Then, when I was living in a flat with a group of friends,and off duty. Long, lazy Sundays curled up on one of the girl’s beds discussing and dissecting the previous Saturday evening’s shenanigans! Sharing the happiness of some, and comforting others whose Saturdays had been less than good.

Being the only one in the house getting up at 5.30 to get ready for work on a dark and cold Sunday morning….often after only having gone   to bed at 3!…..and feeling very hard done by.

When the children were small, and I was still ward based, making the most of Sundays off with them. Heading to the beach or forest for adventures.

Then as they became teenagers themselves, lying awake in the early hours of Sunday mornings waiting to hear the door open, and knowing they were home safe and sound before I could sleep

The Sunday we drove K to university for the first time, and I cried all the way home. Master Chef insisted on sleeping in her bed, and he cried all night.
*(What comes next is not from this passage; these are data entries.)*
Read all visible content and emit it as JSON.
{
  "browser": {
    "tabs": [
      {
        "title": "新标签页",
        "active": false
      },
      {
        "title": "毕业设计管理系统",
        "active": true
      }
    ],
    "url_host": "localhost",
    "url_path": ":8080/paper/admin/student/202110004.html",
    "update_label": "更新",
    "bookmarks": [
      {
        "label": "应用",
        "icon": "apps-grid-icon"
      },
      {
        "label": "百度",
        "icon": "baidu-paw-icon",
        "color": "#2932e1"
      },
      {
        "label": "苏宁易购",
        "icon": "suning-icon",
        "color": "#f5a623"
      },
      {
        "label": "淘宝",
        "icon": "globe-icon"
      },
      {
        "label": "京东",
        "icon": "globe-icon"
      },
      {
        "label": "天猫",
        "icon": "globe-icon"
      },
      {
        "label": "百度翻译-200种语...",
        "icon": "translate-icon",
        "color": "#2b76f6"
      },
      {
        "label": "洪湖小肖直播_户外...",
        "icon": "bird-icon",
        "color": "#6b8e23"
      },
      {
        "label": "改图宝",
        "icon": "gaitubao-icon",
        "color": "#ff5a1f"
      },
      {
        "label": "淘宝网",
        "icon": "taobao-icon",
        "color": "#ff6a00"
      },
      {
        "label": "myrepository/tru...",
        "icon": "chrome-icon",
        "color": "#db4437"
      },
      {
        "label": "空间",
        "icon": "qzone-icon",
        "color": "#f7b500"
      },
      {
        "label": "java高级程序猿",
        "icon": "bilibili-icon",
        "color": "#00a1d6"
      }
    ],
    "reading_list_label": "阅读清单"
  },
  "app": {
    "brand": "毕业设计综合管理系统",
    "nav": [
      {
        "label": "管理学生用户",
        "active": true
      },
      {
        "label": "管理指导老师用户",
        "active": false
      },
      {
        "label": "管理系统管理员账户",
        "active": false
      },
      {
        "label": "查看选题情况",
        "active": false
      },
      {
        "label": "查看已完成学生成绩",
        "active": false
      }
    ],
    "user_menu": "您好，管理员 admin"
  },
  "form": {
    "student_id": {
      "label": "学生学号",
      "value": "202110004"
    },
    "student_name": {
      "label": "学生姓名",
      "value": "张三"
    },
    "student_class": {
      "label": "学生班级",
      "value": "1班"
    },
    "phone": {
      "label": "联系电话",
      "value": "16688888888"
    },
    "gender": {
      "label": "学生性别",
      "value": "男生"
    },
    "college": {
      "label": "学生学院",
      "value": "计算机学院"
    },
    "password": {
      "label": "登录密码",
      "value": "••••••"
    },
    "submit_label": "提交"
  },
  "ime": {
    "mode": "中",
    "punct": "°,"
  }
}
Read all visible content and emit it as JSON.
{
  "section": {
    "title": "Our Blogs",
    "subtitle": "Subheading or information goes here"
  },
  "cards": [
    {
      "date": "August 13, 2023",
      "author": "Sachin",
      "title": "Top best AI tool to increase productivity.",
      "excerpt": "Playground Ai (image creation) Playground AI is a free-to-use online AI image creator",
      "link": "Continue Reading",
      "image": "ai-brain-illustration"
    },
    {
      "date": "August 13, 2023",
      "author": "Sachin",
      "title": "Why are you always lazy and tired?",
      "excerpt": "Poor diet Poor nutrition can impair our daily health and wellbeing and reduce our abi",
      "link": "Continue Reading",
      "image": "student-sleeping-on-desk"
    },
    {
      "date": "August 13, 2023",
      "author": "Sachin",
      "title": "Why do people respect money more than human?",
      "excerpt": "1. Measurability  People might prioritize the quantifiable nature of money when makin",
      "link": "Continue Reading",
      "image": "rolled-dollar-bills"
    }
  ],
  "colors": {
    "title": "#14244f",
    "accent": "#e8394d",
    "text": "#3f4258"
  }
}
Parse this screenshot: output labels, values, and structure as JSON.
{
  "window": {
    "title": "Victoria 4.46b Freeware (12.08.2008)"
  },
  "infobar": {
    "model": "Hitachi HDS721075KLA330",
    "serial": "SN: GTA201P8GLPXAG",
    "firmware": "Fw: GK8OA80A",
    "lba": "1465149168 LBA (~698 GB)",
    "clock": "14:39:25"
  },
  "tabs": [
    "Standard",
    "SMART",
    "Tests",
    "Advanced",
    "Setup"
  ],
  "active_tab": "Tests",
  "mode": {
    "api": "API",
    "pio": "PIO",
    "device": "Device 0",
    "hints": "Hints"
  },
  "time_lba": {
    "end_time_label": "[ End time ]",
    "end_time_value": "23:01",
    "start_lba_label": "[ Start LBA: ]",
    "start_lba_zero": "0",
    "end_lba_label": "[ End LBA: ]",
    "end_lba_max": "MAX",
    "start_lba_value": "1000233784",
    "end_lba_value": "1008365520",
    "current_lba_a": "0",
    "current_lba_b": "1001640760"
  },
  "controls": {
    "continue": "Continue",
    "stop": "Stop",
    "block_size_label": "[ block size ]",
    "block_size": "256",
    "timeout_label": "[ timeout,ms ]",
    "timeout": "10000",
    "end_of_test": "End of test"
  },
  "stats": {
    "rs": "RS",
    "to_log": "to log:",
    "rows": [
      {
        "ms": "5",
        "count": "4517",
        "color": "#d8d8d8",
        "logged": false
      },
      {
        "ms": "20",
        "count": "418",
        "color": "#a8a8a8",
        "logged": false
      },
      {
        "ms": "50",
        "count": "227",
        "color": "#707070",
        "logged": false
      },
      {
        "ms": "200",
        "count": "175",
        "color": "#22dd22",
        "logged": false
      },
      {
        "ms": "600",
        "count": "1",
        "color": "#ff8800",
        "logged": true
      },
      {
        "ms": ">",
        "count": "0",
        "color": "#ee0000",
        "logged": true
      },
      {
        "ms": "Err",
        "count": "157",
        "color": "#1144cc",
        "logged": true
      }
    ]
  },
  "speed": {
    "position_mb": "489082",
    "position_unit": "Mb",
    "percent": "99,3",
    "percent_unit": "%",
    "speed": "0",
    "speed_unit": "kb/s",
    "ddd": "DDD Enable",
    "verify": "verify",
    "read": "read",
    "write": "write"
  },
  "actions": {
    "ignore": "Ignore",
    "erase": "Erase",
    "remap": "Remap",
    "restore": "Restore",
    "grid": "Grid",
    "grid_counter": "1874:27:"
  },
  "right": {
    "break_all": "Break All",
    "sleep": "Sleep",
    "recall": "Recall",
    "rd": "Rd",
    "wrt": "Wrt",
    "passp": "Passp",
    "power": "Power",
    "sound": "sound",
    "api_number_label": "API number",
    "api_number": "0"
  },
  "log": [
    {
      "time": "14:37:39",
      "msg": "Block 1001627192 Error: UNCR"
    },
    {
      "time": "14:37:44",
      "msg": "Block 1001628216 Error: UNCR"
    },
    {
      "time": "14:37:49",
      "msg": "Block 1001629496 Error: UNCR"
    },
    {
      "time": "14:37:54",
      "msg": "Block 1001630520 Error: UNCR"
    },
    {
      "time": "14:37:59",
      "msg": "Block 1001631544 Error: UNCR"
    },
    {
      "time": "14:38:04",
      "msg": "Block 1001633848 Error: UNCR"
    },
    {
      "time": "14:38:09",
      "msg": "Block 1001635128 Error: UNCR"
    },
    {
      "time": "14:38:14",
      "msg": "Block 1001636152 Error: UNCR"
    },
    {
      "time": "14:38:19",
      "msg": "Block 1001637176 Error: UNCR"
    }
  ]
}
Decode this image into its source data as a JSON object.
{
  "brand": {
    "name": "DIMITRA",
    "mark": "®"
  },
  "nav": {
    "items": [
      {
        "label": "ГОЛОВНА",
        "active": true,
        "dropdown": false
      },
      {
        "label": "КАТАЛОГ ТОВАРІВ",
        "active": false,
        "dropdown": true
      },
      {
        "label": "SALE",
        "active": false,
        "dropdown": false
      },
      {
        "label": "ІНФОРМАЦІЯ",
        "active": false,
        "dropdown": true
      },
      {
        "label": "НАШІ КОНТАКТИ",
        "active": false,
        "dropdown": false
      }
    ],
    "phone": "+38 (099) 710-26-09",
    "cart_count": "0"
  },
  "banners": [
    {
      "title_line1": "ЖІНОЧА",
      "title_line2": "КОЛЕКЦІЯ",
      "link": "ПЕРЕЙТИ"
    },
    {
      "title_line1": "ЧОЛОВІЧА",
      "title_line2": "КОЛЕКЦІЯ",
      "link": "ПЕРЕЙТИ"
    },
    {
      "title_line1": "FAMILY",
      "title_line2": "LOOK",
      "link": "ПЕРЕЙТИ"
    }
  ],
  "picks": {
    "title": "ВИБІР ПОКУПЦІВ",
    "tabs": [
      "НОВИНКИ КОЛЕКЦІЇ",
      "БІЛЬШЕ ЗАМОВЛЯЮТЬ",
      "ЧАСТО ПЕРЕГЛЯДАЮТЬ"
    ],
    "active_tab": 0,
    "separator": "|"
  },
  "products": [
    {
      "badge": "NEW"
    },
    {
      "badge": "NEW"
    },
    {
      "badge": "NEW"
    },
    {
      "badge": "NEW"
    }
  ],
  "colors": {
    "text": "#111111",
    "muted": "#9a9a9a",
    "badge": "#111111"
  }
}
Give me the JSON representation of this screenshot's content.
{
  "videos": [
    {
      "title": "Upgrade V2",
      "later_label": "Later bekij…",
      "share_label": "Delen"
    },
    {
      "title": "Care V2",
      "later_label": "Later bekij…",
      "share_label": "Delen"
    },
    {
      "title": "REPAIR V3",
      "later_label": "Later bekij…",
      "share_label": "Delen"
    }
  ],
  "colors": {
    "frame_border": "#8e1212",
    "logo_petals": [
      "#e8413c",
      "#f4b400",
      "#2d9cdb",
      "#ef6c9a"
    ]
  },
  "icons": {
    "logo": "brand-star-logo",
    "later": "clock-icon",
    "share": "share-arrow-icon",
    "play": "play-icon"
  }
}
The Sunday K and G got married. There had been torrential rain all week, and the planned ceremony in a gazebo by a lake was looking less and less likely. Then Sunday arrived with brilliant blue skies, and hot sunshine. Somebody had answered our prayers.

Going to London to celebrate my Birth Mother’s 70th birthday by having Sunday afternoon tea at the Dorchester.

And now?

Now that all the children have flown the nest

Sundays can be long and lonely…..too quiet

They are usually filled with the normal humdrum of washing, cleaning, and the dreaded supermarket dash.

Sometimes a few of  ‘us girls’ will head out somewhere for a long and leisurely breakfast.

And of course, whenever possible,  long walks on a beach somewhere.

But the Sundays I look forward to most?

The ones when all the children, their respective partners, and my beloved grandsons all descend for Sunday lunch.

And once again the house is filled with noise, love and laughter